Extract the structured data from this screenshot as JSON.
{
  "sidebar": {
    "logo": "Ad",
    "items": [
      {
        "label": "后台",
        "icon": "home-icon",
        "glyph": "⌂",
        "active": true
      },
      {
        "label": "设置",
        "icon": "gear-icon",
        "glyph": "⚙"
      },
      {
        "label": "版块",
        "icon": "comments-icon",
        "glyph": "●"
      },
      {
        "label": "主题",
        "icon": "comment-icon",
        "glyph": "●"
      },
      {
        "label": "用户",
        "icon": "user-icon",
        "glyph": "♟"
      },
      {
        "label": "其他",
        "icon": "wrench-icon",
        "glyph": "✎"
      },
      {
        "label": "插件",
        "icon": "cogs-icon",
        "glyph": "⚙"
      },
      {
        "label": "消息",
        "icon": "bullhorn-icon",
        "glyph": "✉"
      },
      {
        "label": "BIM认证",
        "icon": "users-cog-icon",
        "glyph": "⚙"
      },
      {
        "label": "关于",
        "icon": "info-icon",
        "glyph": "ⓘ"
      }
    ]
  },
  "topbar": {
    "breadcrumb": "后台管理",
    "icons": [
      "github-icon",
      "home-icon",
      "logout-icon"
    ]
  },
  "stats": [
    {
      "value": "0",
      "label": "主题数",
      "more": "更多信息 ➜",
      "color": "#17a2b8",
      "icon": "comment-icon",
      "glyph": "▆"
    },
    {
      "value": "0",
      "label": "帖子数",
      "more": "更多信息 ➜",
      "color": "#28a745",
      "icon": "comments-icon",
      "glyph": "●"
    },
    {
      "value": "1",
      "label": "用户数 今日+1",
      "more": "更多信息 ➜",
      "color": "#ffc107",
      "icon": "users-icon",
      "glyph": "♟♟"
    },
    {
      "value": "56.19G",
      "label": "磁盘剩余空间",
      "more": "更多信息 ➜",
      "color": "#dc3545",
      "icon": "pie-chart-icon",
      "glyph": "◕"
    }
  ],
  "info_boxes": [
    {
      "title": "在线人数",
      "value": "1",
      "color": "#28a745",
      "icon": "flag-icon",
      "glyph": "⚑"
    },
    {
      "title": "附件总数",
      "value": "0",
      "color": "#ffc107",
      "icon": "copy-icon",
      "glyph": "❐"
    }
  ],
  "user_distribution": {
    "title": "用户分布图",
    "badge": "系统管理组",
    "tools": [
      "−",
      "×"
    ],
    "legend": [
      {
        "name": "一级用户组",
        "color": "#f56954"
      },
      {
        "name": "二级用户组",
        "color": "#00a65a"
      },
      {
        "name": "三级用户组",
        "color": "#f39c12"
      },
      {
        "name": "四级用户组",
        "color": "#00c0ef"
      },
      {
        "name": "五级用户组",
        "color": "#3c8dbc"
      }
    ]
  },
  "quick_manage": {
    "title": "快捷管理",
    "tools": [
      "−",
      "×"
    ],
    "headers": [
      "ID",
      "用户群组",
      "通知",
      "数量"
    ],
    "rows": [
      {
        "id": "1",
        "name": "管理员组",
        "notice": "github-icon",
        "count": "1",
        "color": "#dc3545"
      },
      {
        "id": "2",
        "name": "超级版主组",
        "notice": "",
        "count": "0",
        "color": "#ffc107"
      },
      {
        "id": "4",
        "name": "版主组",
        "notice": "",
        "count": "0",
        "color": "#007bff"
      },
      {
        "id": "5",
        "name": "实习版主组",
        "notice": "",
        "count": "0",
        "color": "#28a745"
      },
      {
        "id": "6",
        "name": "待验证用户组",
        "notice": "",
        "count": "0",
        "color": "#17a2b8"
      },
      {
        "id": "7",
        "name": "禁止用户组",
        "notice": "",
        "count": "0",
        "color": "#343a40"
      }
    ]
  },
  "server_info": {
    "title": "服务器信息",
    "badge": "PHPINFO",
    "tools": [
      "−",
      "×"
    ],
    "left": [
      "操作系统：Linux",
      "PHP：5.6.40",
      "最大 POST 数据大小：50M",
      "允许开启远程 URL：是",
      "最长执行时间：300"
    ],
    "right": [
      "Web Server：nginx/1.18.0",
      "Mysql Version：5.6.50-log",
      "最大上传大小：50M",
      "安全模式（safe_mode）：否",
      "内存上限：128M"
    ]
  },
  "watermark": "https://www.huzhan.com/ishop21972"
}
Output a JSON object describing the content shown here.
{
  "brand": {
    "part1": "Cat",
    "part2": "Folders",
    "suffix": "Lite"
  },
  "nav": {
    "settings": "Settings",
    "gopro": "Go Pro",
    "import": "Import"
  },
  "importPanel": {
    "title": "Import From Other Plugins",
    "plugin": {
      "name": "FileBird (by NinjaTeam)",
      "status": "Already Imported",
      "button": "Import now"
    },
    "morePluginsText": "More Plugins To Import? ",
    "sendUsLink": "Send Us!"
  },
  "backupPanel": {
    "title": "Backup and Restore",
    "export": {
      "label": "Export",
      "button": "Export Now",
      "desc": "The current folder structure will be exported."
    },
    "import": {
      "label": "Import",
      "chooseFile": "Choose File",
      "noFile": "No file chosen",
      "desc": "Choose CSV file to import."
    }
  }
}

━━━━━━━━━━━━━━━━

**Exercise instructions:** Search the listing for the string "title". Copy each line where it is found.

**Reply to the exercise:**
      "title": "在线人数",
      "title": "附件总数",
    "title": "用户分布图",
    "title": "快捷管理",
    "title": "服务器信息",
    "title": "Import From Other Plugins",
    "title": "Backup and Restore",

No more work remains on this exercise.